As early as 16 February, President Biden knew that the Ukrainians had begun shelling the civilian population of the Donbas intensely yet failed to intervene or at least condemn it. As a result of this shelling, Putin would have found himself between a rock and a hard place … to stand by and watch the Russian-speaking peoples of the Donbas being massacred or to intervene militarily and suffer the consequences of Western outrage.
As Putin explained in a speech on 21 February, he could invoke the international obligation of ‘Responsibility to Protect’ to justify intervention. He further explained that whatever its nature or scale, sending his army in would result in a barrage of sanctions against Russia. The price Russia would have to pay, he said, would be the same whether he limited his intervention to the Donbas or went all the way to put pressure on Europe concerning the neutrality of Ukraine.
On the same day Putin recognised the independence of the Donbas republics and signed treaties of friendship and mutual assistance with them. But the heavy artillery bombardment of the Donbas continued unabated as if Zelensky were goading the Russians to invade.
On 23 February both Donetsk and Lugansk asked for military assistance. On 24 February Putin invoked Article 51 of the UN Charter which provides for mutual military assistance in the framework of a defensive alliance.
European intelligence services were aware in 2021 that the Ukrainian army was preparing to attack the Donbas but this was never made public. To make Russia’s invasion look totally illegitimate in the eyes of the Western public, the powers that be in the West deliberately hid the fact that the war actually started on 16 February with Ukraine’s heavy bombardment of the Donbas region.
So there you have it.
The war started because the central government in Kiev took away the language rights of more than 40% of its citizens, contrary to the values of the European Union it was seeking to join. If Ukraine had been a member of the EU in 2014, it would have been subjected to severe disapprobation by the European Union.
Western intelligence services had a very accurate picture of the situation that was developing in Ukraine. But the politicians who decide policy disregarded their reports. It seems that some Western policy-makers wanted Russia to invade.
The war had several major known causes of the war that were brushed aside (deliberately it seems) in the Western media:
- The eastward expansion of NATO,
- The desire of the US and NATO to make Ukraine a bulwark against Russia’ western border,
- Ukraine’s refusal to implement the Minsk agreements,
- The failure by the guarantors, France and Germany, to insist that Ukraine implement the Minsk agreements,
- A lack of condemnation in this regard from the European Union,
- The unceasing attacks on the population of the Donbas from 2014 onwards and

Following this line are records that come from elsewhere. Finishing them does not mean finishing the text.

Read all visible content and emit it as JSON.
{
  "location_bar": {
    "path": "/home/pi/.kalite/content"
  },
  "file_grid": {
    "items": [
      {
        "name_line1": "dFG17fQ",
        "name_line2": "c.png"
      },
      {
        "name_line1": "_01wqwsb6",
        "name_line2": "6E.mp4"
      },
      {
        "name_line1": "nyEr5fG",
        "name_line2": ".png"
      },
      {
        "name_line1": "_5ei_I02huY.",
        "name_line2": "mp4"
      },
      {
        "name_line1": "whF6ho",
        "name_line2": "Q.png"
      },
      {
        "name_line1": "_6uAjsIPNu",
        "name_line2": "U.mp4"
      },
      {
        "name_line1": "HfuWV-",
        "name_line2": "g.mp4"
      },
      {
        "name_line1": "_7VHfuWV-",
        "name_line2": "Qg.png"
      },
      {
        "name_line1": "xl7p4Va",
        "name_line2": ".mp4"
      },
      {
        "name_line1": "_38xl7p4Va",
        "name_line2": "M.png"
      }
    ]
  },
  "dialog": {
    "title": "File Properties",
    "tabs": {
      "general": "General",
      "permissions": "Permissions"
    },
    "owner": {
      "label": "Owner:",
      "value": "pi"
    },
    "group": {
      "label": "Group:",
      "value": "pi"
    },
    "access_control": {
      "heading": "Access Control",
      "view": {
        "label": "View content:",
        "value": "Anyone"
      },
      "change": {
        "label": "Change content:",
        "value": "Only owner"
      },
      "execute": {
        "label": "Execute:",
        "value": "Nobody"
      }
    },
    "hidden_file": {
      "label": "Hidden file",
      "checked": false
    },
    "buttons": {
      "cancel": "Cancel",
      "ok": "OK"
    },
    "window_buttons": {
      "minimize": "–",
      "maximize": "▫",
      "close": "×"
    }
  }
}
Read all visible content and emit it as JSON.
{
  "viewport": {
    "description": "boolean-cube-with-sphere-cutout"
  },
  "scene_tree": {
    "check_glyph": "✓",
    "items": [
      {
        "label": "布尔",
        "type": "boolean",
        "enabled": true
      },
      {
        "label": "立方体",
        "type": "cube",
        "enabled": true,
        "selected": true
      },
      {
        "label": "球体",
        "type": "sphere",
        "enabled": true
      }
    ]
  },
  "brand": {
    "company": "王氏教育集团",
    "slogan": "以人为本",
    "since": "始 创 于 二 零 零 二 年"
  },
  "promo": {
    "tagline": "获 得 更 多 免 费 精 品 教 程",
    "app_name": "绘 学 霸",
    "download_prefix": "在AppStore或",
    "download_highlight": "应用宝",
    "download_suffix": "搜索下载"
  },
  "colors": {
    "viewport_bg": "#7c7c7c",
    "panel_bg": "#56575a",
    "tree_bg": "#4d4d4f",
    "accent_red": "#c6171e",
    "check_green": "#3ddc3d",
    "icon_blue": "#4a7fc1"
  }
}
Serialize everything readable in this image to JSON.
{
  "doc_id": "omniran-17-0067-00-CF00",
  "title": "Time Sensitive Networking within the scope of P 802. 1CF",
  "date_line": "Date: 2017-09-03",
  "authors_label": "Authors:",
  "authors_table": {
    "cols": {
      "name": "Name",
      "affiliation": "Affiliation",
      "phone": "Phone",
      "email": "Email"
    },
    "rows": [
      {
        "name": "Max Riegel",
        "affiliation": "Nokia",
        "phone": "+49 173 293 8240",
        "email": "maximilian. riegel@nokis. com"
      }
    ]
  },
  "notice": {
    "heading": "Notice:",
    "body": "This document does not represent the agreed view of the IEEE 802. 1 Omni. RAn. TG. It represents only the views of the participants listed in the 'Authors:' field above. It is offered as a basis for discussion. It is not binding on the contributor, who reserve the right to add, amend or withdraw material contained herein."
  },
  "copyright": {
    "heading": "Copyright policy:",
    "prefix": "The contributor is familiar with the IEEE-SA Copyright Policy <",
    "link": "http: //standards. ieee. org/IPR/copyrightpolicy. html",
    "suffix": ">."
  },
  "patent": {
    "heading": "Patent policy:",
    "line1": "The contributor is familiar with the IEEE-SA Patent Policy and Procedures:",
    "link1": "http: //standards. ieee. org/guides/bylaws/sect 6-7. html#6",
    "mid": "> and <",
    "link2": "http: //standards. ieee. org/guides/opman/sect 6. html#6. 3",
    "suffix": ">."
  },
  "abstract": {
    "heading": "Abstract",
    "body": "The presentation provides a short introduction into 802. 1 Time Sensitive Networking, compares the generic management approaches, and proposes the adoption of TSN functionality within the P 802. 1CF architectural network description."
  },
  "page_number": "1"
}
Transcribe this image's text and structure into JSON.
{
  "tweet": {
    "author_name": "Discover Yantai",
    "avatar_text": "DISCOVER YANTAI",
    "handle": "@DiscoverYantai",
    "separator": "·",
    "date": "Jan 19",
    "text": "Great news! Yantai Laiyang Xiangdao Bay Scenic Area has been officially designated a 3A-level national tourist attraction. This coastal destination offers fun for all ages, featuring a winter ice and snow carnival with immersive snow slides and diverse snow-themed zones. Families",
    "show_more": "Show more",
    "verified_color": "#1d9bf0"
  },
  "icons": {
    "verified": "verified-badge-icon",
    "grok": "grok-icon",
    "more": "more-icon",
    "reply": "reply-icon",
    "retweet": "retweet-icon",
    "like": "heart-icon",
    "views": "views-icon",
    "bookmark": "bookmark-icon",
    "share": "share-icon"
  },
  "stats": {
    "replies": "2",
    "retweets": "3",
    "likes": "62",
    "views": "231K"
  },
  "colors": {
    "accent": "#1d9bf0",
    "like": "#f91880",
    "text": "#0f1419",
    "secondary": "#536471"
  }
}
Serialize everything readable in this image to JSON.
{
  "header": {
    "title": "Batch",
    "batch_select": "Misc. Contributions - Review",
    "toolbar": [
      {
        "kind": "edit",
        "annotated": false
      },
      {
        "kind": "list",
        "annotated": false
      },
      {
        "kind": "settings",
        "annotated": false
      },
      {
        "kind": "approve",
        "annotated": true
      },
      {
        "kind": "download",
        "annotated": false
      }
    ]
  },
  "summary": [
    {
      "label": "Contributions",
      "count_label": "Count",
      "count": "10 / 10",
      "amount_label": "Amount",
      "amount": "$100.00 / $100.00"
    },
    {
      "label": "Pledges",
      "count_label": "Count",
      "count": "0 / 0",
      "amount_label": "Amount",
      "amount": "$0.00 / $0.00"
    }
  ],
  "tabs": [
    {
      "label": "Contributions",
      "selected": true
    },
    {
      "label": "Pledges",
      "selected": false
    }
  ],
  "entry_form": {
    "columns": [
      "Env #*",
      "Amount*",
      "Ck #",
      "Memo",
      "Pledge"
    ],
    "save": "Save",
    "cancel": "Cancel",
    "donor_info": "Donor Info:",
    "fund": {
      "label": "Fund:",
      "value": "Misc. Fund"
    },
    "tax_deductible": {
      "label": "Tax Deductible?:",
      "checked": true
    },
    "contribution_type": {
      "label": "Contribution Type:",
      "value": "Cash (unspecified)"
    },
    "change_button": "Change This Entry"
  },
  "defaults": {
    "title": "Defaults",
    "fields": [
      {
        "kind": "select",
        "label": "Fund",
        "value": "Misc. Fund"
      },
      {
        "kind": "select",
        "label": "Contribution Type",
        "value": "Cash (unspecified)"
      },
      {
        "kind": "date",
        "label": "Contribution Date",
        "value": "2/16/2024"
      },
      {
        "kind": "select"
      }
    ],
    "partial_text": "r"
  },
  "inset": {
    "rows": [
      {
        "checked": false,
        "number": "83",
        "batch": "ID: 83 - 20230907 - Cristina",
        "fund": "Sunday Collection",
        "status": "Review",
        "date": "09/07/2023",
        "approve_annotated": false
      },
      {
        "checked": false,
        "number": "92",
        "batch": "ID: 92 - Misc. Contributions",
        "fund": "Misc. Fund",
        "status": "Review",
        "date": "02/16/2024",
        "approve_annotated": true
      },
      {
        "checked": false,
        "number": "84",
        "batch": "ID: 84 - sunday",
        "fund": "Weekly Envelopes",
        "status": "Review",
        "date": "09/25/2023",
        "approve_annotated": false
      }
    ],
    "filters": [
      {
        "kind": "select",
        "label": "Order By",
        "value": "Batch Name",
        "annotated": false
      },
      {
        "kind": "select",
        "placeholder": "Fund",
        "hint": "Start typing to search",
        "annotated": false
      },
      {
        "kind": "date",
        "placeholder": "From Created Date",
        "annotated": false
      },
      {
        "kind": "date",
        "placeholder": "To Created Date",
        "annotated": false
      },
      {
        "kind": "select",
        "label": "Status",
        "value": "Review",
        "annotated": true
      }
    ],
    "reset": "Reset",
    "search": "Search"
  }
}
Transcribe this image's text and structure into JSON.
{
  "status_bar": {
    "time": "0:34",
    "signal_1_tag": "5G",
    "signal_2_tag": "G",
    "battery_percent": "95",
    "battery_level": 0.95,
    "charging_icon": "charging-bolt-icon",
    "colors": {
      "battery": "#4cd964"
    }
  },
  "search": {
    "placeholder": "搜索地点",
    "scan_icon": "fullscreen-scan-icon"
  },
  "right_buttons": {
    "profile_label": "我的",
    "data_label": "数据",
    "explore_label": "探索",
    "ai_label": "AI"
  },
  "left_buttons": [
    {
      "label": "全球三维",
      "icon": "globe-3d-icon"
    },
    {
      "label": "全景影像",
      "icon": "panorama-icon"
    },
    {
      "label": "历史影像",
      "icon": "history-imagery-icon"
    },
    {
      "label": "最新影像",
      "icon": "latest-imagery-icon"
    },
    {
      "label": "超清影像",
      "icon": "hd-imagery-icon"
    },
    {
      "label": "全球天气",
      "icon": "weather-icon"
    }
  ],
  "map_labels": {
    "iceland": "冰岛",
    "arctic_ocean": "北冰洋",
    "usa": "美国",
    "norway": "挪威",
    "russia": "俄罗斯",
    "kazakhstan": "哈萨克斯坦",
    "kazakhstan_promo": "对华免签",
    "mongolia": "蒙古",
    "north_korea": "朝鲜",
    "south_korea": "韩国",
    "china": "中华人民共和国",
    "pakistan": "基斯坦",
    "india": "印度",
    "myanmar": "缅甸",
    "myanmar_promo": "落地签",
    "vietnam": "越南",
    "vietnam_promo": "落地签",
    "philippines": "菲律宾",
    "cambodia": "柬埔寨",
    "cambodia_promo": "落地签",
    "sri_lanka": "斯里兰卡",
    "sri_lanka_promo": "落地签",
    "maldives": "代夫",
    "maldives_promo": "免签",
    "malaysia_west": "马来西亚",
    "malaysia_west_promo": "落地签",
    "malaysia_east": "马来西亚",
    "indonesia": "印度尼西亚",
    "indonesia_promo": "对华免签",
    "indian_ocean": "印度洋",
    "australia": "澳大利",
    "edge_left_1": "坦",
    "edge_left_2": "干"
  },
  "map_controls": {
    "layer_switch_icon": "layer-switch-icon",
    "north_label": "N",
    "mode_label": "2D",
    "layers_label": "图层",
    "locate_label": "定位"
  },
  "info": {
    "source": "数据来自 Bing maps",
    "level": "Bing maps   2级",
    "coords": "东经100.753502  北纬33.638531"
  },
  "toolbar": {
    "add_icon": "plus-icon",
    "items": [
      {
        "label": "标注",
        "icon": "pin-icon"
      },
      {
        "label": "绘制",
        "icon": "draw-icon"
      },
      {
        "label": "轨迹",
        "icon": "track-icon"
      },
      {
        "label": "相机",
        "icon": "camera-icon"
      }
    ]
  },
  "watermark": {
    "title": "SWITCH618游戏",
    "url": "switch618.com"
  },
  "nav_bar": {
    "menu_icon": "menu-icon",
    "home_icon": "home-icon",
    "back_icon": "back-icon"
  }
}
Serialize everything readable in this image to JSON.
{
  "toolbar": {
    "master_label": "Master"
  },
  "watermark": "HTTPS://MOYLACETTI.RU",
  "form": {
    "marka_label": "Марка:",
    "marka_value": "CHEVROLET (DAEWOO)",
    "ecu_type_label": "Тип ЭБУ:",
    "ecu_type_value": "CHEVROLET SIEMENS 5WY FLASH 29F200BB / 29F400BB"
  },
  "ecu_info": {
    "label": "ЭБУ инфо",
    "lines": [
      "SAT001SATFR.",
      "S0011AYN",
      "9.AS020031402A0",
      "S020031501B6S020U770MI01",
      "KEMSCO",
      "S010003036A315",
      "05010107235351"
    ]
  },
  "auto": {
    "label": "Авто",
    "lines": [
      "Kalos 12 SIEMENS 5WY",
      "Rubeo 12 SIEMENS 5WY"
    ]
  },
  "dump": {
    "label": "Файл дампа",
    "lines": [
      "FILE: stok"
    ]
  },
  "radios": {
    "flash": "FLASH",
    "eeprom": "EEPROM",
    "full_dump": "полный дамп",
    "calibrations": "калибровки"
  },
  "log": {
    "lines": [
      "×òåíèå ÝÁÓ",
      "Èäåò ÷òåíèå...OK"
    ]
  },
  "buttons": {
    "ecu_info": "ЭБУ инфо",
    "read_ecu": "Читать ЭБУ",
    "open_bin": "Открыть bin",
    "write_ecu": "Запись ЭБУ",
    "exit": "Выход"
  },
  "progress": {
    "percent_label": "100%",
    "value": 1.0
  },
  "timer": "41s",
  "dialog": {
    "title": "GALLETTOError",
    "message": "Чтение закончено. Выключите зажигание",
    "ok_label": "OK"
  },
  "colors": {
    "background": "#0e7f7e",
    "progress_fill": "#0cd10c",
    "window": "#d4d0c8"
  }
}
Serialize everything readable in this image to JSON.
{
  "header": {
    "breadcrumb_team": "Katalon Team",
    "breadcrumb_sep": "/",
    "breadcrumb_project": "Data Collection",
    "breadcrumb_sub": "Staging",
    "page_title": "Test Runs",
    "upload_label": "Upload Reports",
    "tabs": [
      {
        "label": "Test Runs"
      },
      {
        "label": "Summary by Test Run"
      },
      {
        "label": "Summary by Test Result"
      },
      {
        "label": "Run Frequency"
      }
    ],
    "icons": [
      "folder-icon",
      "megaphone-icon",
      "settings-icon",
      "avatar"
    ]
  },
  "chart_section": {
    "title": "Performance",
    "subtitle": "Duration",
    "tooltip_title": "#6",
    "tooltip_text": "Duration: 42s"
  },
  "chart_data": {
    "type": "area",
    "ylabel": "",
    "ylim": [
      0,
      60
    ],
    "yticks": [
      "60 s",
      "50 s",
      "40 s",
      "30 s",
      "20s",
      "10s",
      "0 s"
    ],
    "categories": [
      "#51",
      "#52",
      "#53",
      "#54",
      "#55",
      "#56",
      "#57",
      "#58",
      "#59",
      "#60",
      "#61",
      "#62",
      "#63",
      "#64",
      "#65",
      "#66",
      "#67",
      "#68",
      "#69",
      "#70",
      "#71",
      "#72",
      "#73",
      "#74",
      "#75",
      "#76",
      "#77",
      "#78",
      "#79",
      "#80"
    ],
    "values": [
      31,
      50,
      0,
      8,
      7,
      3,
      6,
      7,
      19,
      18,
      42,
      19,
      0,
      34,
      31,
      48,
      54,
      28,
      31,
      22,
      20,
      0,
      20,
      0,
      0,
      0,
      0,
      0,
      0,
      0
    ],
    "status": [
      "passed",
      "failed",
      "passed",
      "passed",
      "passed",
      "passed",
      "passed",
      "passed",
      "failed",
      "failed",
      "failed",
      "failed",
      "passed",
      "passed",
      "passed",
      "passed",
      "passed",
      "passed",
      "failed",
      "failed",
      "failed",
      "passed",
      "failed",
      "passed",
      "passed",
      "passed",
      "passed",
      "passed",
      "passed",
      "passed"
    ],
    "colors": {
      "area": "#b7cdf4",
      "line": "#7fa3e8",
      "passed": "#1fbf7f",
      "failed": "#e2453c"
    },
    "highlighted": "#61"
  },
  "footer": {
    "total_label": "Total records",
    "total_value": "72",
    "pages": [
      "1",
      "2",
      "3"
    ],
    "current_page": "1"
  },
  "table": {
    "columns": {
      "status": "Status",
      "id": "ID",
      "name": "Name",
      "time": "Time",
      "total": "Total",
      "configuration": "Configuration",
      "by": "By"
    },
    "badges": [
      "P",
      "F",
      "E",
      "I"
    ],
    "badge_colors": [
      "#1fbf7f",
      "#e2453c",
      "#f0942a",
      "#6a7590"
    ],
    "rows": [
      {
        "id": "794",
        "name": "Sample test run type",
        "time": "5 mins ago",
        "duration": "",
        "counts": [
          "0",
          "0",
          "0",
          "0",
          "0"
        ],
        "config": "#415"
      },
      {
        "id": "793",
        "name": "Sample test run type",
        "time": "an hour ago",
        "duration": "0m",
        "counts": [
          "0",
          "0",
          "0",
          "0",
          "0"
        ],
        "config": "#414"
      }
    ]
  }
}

- The increased intensity of those attacks in mid-February 2022,
- The EU’s failure to react and condemn these attacks.
In other words, the West, especially the USA, France, and the EU as well as Ukraine itself created the conditions that lead to Russia’s invasion.
Europe showed great compassion for the several million refugees from Ukraine it welcomed. If Europe had shown the same compassion for the millions of refugees from the Russian-speaking populations of the Donbas who, to avoid being slaughtered by their own government in Kiev, sought refuge in Russia from 2014 onwards, Russia’s invasion would probably never have happened.
- Internet search
- Centre Francais de Recherche sur le Renseignment … Bulletin de Documentation #27 / Mars 2022 … La situation militaire en Ukraine … Jacques Baud